-- Brief --
If a line in the data holds the string "card", list it.

Data about app and page elements
-------------------------

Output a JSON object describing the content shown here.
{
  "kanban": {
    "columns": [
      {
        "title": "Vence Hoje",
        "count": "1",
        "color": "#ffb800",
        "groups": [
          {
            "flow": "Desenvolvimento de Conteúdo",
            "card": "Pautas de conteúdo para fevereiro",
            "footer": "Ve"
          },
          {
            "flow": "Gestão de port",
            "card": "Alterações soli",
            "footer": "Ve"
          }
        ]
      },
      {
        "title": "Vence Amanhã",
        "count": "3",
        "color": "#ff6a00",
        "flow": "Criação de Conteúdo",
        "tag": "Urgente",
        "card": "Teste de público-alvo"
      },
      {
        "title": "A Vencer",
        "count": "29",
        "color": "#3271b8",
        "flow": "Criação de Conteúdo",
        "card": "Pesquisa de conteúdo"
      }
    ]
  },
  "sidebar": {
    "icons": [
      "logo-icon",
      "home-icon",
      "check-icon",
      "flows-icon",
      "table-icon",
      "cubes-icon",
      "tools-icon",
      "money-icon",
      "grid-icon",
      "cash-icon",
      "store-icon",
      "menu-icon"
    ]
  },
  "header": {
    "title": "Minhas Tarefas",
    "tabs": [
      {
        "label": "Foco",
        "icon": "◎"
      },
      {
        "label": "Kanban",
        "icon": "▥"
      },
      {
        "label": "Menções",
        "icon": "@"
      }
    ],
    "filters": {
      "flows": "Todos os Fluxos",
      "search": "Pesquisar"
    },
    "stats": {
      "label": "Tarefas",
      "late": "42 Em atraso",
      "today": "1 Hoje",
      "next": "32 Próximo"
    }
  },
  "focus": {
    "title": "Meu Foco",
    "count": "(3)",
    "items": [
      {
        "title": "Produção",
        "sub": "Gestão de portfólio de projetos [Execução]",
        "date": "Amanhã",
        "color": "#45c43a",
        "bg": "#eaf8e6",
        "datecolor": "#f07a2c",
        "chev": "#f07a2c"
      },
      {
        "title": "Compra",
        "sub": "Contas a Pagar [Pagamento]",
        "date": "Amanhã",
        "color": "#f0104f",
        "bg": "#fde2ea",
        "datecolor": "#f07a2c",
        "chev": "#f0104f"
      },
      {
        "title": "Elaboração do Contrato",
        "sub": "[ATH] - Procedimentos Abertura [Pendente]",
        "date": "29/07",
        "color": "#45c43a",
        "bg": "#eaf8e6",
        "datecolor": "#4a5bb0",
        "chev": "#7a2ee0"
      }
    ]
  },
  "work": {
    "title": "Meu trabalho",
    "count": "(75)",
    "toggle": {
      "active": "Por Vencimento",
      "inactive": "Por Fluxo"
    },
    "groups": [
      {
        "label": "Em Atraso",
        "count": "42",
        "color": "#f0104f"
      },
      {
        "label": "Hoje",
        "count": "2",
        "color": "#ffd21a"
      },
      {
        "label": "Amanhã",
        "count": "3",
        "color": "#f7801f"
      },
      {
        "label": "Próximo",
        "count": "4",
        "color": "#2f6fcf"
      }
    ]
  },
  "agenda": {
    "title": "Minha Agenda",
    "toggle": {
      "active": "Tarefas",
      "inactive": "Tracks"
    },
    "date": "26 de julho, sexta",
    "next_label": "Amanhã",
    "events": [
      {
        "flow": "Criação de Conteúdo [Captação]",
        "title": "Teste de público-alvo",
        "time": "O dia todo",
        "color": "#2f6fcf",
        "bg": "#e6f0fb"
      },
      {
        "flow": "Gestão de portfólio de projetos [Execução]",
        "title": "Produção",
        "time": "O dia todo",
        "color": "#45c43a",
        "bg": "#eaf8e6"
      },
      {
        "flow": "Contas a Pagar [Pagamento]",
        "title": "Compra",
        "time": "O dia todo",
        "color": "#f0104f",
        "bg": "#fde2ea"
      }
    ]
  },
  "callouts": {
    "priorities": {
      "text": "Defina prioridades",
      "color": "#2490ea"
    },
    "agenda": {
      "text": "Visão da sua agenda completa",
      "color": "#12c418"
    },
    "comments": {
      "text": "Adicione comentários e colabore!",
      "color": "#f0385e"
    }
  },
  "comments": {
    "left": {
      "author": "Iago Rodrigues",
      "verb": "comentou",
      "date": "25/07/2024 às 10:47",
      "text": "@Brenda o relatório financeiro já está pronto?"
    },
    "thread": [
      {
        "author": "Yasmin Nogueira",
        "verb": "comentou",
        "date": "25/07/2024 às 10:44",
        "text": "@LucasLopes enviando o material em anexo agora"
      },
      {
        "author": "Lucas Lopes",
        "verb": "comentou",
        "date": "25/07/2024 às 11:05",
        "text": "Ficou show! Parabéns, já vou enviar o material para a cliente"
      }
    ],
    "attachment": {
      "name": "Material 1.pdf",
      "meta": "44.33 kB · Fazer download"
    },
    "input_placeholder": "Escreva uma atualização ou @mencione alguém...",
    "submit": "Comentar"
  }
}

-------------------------

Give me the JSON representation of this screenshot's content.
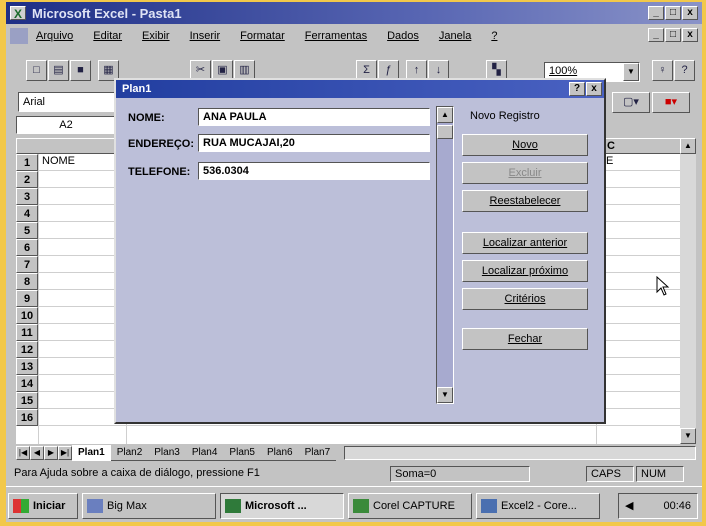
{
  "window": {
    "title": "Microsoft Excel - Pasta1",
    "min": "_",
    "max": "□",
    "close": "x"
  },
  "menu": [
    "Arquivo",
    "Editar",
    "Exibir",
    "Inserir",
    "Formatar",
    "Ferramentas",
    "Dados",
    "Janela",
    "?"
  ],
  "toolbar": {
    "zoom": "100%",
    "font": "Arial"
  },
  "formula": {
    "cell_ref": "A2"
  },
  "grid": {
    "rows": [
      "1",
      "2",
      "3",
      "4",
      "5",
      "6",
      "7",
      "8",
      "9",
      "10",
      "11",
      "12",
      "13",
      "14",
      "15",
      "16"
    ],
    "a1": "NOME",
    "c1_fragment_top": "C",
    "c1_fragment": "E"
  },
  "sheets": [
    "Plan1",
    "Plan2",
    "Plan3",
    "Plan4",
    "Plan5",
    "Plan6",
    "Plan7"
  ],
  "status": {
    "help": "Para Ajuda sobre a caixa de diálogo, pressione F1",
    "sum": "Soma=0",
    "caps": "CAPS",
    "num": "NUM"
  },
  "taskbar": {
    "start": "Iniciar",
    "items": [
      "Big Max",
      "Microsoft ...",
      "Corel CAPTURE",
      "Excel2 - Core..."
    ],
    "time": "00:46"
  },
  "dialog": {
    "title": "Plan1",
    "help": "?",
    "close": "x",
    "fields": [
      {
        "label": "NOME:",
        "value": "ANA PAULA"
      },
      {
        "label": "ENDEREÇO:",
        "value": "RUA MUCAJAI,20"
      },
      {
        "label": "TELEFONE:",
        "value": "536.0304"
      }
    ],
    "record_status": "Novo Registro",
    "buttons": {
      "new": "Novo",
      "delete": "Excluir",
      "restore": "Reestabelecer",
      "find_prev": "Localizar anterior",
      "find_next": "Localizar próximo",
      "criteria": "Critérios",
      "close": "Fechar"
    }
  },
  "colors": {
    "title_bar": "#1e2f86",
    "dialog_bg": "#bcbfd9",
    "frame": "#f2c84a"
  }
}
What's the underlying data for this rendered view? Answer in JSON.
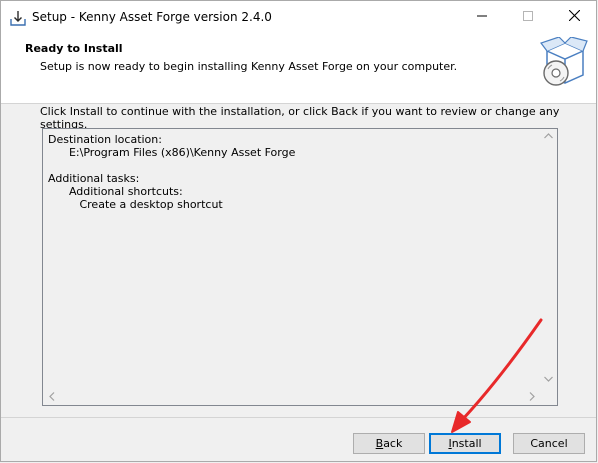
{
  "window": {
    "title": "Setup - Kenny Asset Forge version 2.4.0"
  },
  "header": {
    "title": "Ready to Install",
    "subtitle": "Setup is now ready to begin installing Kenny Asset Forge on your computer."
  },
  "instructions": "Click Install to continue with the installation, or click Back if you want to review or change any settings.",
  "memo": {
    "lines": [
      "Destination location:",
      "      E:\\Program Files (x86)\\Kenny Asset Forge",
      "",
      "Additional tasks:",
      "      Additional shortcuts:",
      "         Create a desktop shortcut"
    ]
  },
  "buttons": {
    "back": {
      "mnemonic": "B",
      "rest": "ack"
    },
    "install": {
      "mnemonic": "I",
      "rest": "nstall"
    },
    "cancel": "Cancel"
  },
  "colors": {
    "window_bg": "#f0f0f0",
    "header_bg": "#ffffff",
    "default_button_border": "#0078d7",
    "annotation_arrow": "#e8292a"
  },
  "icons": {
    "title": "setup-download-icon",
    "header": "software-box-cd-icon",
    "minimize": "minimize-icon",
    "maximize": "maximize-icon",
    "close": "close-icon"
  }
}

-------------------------

-- The answer --
            "card": "Pautas de conteúdo para fevereiro",
            "card": "Alterações soli",
        "card": "Teste de público-alvo"
        "card": "Pesquisa de conteúdo"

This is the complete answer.